No. It's just a cramp under my left ribs that is so severe I am unable to do anything other than straighten my body and massaging the area until I no longer have the pain. I am concerned that it could have something to do with my heart.
Well, pain from the diaphragm or other conditions that irritate the diaphragm are often felt in the back of the shoulder -- as the diaphragm often "refers" pain to that area, so I'm not sure this has to do with your diaphragm.

It sounds as if it may be more associated with the muscles of the abdominal wall, since they are cramping when you contract those muscles.

Heart related pains usually wouldn't cause cramping of the muscles, and usually would be worsened with exertion/exercise, and not necessarily changes in position.

But to reassure you, your doctors can do a physcial exam, EKG, bloodwork to rule out electrolyte disturbances as possible causes for your cramping. Also an ultrasound or CT of the abdomen can be performed to ensure there isn't a structural cause for your pain.
Dr. Mark and 4 other Medical Specialists are ready to help you
I'm sorry that we aren't able to come up with "solutions", but you have to realize we are trying to guess over the Internet, without the ability to do a physical exam, bloodwork or imaging. Your doctor would have the ability to do all three of those.
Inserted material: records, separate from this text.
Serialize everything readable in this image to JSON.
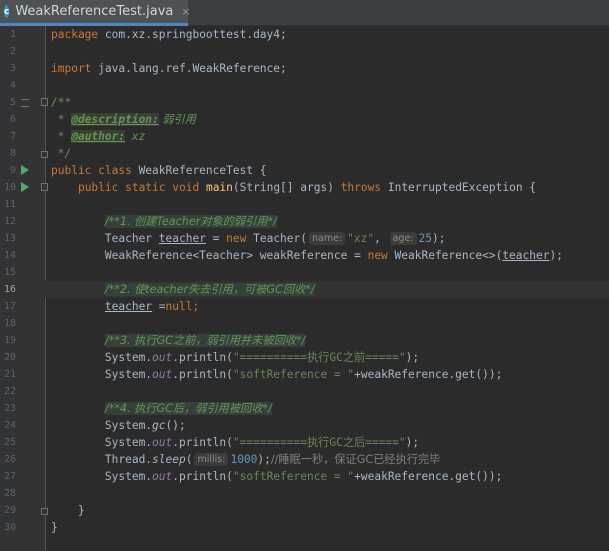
{
  "tab": {
    "title": "WeakReferenceTest.java",
    "icon_letter": "c",
    "close": "×"
  },
  "lines": {
    "n1": "1",
    "n2": "2",
    "n3": "3",
    "n4": "4",
    "n5": "5",
    "n6": "6",
    "n7": "7",
    "n8": "8",
    "n9": "9",
    "n10": "10",
    "n11": "11",
    "n12": "12",
    "n13": "13",
    "n14": "14",
    "n15": "15",
    "n16": "16",
    "n17": "17",
    "n18": "18",
    "n19": "19",
    "n20": "20",
    "n21": "21",
    "n22": "22",
    "n23": "23",
    "n24": "24",
    "n25": "25",
    "n26": "26",
    "n27": "27",
    "n28": "28",
    "n29": "29",
    "n30": "30"
  },
  "code": {
    "l1_kw": "package",
    "l1_rest": " com.xz.springboottest.day4;",
    "l3_kw": "import",
    "l3_rest": " java.lang.ref.WeakReference;",
    "l5": "/**",
    "l6_star": " * ",
    "l6_tag": "@description:",
    "l6_text": " 弱引用",
    "l7_star": " * ",
    "l7_tag": "@author:",
    "l7_text": " xz",
    "l8": " */",
    "l9_kw": "public class",
    "l9_rest": " WeakReferenceTest {",
    "l10_kw1": "public static void",
    "l10_method": "main",
    "l10_params": "(String[] args) ",
    "l10_kw2": "throws",
    "l10_rest": " InterruptedException {",
    "l12": "/**1. 创建Teacher对象的弱引用*/",
    "l13_type": "Teacher ",
    "l13_var": "teacher",
    "l13_eq": " = ",
    "l13_new": "new",
    "l13_ctor": " Teacher(",
    "l13_hint1": "name:",
    "l13_str": "\"xz\"",
    "l13_comma": ", ",
    "l13_hint2": "age:",
    "l13_num": "25",
    "l13_end": ");",
    "l14_a": "WeakReference<Teacher> weakReference = ",
    "l14_new": "new",
    "l14_b": " WeakReference<>(",
    "l14_var": "teacher",
    "l14_end": ");",
    "l16": "/**2. 使teacher失去引用，可被GC回收*/",
    "l17_var": "teacher",
    "l17_eq": " =",
    "l17_null": "null",
    "l17_end": ";",
    "l19": "/**3. 执行GC之前，弱引用并未被回收*/",
    "l20_a": "System.",
    "l20_out": "out",
    "l20_b": ".println(",
    "l20_str": "\"==========执行GC之前=====\"",
    "l20_end": ");",
    "l21_a": "System.",
    "l21_out": "out",
    "l21_b": ".println(",
    "l21_str": "\"softReference = \"",
    "l21_end": "+weakReference.get());",
    "l23": "/**4. 执行GC后，弱引用被回收*/",
    "l24_a": "System.",
    "l24_gc": "gc",
    "l24_end": "();",
    "l25_a": "System.",
    "l25_out": "out",
    "l25_b": ".println(",
    "l25_str": "\"==========执行GC之后=====\"",
    "l25_end": ");",
    "l26_a": "Thread.",
    "l26_sleep": "sleep",
    "l26_b": "(",
    "l26_hint": "millis:",
    "l26_num": "1000",
    "l26_c": ");",
    "l26_cmt": "//睡眠一秒，保证GC已经执行完毕",
    "l27_a": "System.",
    "l27_out": "out",
    "l27_b": ".println(",
    "l27_str": "\"softReference = \"",
    "l27_end": "+weakReference.get());",
    "l29": "}",
    "l30": "}"
  },
  "colors": {
    "background": "#2b2b2b",
    "keyword": "#cc7832",
    "string": "#6a8759",
    "number": "#6897bb",
    "doc_comment": "#629755",
    "method": "#ffc66d",
    "static_field": "#9876aa",
    "run_marker": "#59a869"
  }
}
However, cramping of the muscles can be caused by:

Vitamin deficiencies
Electrolyte abnormalities
Problems with blood circulation to that area
Some medications
Irritation of nerves in the area (in this area would be the lower thoracic nerves)

But one would also want to make sure left upper quadrant abdominal pain is not the cause of the pain, and an exam and imaging of the abdomen would be necessary to rule that out (if your physical exam suggested the inside the abdomen as a potential problem).